(Dataset rows for apps and sites)
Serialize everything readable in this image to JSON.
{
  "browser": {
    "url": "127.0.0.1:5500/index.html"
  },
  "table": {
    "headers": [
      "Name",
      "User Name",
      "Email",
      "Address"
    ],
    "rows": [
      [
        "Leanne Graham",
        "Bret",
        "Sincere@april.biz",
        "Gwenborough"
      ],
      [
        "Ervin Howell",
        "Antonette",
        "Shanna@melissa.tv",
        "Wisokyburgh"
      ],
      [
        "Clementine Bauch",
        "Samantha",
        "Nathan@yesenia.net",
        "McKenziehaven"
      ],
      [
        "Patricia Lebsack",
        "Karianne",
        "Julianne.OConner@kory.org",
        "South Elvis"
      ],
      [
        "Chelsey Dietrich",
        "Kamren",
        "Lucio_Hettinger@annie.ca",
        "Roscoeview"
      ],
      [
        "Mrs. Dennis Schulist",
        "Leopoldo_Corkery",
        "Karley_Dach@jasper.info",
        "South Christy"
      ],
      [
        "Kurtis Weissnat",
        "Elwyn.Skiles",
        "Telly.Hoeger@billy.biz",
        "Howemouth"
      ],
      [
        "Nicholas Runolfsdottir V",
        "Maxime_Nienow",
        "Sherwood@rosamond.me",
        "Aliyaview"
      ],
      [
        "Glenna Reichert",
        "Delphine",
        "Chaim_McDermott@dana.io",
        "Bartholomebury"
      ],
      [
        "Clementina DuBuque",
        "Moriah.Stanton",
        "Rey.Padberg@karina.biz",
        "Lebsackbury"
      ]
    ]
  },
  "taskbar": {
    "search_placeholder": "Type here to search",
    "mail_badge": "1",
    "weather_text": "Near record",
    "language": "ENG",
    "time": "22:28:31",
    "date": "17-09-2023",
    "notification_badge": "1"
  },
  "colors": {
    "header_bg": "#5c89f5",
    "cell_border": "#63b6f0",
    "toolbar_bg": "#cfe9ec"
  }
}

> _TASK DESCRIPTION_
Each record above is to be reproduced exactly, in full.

> _EXPECTED ANSWER_
Serialize everything readable in this image to JSON.
{
  "browser": {
    "url": "127.0.0.1:5500/index.html"
  },
  "table": {
    "headers": [
      "Name",
      "User Name",
      "Email",
      "Address"
    ],
    "rows": [
      [
        "Leanne Graham",
        "Bret",
        "Sincere@april.biz",
        "Gwenborough"
      ],
      [
        "Ervin Howell",
        "Antonette",
        "Shanna@melissa.tv",
        "Wisokyburgh"
      ],
      [
        "Clementine Bauch",
        "Samantha",
        "Nathan@yesenia.net",
        "McKenziehaven"
      ],
      [
        "Patricia Lebsack",
        "Karianne",
        "Julianne.OConner@kory.org",
        "South Elvis"
      ],
      [
        "Chelsey Dietrich",
        "Kamren",
        "Lucio_Hettinger@annie.ca",
        "Roscoeview"
      ],
      [
        "Mrs. Dennis Schulist",
        "Leopoldo_Corkery",
        "Karley_Dach@jasper.info",
        "South Christy"
      ],
      [
        "Kurtis Weissnat",
        "Elwyn.Skiles",
        "Telly.Hoeger@billy.biz",
        "Howemouth"
      ],
      [
        "Nicholas Runolfsdottir V",
        "Maxime_Nienow",
        "Sherwood@rosamond.me",
        "Aliyaview"
      ],
      [
        "Glenna Reichert",
        "Delphine",
        "Chaim_McDermott@dana.io",
        "Bartholomebury"
      ],
      [
        "Clementina DuBuque",
        "Moriah.Stanton",
        "Rey.Padberg@karina.biz",
        "Lebsackbury"
      ]
    ]
  },
  "taskbar": {
    "search_placeholder": "Type here to search",
    "mail_badge": "1",
    "weather_text": "Near record",
    "language": "ENG",
    "time": "22:28:31",
    "date": "17-09-2023",
    "notification_badge": "1"
  },
  "colors": {
    "header_bg": "#5c89f5",
    "cell_border": "#63b6f0",
    "toolbar_bg": "#cfe9ec"
  }
}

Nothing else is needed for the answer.